A Reader on Reading, Alberto Manguel’s latest book of essays arrived recently. The collection is delightfully eclectic and includes a consideration of the origin of the full stop.
The need to indicate the end of a written phrase is probably as old as writing itself but the solution, brief and wonderful, was not set down until the Italian Renaissance. For ages, punctuation had been a desperately erratic affair. Already in the first century A.D., the Spanish author Quintilian (who had not read Henry James) had argued that a sentence, as well as expressing a complete idea, had to be capable of being delivered in a single breath. How that sentence should be ended was a matter of personal taste, and for a long time scribes punctuated their texts with all manner of signs and symbols, from a simple blank space to a variety of dots and slashes. In the early fifth century, Saint Jerome, translator of the Bible, devised a system, known as per cola et commata, in which each unity of sense would be signalled by a letter jutting out of the margin, as if beginning a new paragraph.
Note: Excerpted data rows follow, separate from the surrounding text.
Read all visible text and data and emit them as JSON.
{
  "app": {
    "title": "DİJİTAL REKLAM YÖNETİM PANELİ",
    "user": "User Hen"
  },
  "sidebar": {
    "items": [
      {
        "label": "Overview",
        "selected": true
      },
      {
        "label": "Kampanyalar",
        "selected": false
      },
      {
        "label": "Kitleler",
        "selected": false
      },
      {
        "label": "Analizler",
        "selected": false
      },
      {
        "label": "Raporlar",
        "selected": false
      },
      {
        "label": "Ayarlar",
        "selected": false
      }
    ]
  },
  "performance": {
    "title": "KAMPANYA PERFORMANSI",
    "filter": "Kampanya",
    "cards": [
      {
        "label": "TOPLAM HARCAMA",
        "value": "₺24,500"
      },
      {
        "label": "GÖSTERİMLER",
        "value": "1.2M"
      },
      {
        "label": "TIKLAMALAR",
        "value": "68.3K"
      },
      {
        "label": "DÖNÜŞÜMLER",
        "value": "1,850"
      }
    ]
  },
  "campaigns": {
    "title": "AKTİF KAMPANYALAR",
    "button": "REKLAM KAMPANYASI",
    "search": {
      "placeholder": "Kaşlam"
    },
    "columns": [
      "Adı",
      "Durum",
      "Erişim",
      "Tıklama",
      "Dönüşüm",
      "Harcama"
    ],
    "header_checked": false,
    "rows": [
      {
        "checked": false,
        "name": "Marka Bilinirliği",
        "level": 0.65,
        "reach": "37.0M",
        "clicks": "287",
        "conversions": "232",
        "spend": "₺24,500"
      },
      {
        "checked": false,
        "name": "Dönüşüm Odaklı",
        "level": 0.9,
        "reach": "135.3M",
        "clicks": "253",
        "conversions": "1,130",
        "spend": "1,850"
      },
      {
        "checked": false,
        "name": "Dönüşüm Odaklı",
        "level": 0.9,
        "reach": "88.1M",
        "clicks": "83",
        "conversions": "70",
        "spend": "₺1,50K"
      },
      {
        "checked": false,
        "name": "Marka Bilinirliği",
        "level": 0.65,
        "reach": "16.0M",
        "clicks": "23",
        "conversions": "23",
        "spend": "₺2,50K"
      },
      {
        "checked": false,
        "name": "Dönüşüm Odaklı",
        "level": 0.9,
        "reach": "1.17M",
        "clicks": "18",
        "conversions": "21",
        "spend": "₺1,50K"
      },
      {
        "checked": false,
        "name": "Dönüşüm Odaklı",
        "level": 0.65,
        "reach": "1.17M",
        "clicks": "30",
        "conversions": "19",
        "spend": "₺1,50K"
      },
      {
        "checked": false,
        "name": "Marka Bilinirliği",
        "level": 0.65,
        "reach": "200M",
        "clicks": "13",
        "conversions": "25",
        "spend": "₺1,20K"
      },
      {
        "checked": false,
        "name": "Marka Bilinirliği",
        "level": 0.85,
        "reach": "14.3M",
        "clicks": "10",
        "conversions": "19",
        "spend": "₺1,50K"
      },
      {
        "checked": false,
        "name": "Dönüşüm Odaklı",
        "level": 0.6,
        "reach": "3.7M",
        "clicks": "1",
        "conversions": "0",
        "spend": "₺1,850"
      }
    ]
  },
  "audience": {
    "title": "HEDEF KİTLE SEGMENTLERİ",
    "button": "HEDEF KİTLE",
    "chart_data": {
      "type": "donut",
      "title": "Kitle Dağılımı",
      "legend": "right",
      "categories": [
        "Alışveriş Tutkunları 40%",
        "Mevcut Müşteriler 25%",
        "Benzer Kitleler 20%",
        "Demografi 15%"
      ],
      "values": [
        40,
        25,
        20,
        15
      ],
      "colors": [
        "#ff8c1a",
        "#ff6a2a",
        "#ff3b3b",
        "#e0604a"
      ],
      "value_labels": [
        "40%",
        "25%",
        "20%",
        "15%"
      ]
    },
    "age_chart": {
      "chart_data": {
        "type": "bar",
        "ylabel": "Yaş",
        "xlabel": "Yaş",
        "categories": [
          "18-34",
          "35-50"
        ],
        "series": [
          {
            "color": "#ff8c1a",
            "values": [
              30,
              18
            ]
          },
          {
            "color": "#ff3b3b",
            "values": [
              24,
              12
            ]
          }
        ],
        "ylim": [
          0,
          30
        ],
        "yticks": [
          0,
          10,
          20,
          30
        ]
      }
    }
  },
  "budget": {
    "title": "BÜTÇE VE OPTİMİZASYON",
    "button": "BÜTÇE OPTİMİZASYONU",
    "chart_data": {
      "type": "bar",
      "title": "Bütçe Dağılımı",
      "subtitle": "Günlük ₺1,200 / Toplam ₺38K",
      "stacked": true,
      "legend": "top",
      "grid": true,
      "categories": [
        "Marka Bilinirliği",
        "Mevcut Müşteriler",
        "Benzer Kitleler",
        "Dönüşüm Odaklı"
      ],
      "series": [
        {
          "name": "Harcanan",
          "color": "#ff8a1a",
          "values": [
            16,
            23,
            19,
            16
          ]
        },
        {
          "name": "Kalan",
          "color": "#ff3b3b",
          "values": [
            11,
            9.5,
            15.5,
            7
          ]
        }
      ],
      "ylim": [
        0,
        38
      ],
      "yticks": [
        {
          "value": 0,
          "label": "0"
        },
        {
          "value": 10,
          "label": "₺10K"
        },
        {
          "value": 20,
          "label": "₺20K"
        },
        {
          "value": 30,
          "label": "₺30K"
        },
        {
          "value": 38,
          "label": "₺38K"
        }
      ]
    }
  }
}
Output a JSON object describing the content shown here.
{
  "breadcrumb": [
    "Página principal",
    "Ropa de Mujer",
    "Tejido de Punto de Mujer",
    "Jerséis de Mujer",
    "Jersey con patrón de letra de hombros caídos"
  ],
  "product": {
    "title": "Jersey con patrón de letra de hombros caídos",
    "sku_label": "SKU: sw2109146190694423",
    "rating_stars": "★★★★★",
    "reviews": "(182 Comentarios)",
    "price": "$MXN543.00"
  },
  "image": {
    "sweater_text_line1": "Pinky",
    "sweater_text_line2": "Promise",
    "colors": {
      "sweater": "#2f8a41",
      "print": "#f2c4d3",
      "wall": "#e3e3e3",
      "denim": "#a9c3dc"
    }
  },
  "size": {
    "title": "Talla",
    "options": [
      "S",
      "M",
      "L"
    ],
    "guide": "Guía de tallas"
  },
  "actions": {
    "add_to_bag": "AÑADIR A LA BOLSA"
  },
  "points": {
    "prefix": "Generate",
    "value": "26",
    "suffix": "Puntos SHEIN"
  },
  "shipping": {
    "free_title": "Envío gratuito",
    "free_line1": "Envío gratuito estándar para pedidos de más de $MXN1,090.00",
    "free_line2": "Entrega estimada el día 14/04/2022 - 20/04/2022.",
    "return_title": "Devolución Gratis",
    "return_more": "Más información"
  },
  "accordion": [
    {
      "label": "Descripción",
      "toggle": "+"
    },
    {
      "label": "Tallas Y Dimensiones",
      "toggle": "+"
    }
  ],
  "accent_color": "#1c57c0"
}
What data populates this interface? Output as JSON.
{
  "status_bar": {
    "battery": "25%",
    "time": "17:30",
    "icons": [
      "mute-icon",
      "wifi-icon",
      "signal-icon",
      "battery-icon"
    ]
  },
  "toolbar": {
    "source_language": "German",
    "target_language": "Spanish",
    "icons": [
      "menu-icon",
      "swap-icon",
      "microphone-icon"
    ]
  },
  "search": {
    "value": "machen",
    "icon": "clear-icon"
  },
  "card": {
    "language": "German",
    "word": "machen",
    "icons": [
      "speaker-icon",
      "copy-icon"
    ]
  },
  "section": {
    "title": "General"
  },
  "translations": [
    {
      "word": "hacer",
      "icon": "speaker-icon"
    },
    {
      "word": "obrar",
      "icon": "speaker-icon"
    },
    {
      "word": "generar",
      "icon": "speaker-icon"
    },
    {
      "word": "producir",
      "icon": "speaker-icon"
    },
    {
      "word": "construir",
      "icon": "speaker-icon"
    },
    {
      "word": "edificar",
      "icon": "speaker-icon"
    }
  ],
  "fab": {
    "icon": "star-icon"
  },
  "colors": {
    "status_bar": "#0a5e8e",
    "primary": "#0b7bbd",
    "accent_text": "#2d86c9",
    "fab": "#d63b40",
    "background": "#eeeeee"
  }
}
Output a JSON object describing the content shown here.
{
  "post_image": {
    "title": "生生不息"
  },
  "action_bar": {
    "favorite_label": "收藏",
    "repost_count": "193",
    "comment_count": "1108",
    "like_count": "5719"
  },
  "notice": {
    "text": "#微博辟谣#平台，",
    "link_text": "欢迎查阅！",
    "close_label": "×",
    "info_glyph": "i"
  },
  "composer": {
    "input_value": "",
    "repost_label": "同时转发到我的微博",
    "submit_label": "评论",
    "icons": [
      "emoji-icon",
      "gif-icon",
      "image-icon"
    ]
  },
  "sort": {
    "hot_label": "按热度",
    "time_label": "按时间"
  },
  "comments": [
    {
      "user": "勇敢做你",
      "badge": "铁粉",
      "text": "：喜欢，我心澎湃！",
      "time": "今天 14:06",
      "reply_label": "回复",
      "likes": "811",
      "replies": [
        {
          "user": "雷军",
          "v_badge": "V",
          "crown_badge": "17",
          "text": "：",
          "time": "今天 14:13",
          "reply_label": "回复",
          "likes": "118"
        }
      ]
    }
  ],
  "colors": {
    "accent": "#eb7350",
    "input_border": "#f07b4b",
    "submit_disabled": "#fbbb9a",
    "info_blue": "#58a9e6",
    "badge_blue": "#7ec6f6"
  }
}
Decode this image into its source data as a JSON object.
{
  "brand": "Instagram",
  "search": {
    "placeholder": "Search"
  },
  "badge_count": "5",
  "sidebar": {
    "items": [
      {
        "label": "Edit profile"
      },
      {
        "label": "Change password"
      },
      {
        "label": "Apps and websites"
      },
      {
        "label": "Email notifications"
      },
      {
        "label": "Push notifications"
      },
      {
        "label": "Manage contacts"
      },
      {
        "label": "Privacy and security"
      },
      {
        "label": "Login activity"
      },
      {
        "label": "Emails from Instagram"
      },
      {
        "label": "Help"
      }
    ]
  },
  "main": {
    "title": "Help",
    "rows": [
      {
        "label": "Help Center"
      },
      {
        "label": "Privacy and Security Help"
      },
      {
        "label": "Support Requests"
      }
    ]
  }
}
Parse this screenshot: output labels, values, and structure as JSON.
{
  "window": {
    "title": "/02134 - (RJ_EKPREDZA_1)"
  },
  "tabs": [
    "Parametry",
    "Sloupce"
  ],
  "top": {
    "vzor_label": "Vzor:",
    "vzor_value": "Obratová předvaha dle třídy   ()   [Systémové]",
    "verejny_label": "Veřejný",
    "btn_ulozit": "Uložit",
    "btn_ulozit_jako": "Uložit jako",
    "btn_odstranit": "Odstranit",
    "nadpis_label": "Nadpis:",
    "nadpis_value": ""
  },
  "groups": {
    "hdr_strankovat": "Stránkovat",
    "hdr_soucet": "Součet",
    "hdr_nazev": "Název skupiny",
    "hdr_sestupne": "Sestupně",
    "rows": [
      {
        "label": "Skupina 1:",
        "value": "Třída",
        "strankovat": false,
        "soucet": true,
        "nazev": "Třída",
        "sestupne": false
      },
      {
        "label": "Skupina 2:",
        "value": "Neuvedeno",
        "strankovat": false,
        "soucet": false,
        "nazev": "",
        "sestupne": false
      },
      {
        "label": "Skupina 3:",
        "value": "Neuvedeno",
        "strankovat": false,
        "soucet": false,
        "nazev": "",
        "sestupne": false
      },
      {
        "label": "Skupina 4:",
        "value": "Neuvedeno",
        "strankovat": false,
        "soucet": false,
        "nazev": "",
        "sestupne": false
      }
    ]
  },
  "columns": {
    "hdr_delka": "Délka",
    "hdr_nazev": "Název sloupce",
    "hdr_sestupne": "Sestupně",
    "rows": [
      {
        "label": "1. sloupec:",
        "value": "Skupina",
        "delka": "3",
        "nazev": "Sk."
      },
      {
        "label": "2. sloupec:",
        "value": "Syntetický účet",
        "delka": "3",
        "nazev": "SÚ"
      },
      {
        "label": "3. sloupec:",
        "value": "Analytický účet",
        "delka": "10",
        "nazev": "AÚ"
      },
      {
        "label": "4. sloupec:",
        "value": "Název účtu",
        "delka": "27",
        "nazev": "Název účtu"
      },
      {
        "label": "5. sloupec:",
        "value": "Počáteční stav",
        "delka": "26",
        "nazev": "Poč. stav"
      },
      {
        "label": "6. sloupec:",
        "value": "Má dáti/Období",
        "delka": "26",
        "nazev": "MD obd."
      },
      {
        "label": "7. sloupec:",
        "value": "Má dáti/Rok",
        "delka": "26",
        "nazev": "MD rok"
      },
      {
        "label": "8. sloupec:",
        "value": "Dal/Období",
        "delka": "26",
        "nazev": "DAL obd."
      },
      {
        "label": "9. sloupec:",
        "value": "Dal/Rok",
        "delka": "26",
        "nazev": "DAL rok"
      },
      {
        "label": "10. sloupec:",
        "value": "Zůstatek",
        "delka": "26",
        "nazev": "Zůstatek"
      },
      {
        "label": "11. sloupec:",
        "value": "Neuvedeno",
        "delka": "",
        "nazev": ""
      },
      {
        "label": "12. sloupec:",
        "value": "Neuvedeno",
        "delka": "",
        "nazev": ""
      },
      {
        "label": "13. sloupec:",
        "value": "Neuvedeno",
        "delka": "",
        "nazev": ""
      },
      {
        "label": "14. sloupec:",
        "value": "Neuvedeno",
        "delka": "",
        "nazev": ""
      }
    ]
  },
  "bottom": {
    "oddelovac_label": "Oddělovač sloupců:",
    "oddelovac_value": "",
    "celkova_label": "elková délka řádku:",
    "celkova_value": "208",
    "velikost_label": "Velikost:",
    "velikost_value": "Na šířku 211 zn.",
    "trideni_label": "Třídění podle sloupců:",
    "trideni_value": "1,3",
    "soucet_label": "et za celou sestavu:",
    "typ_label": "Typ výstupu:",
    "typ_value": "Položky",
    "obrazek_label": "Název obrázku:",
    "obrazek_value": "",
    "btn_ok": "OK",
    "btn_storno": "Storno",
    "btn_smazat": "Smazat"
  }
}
Three centuries later, the punctus or dot, was used to indicate a pause within a sentence and the sentence’s conclusion. Following such muddled conventions, authors could hardly expect their public to read a text in the sense they had intended.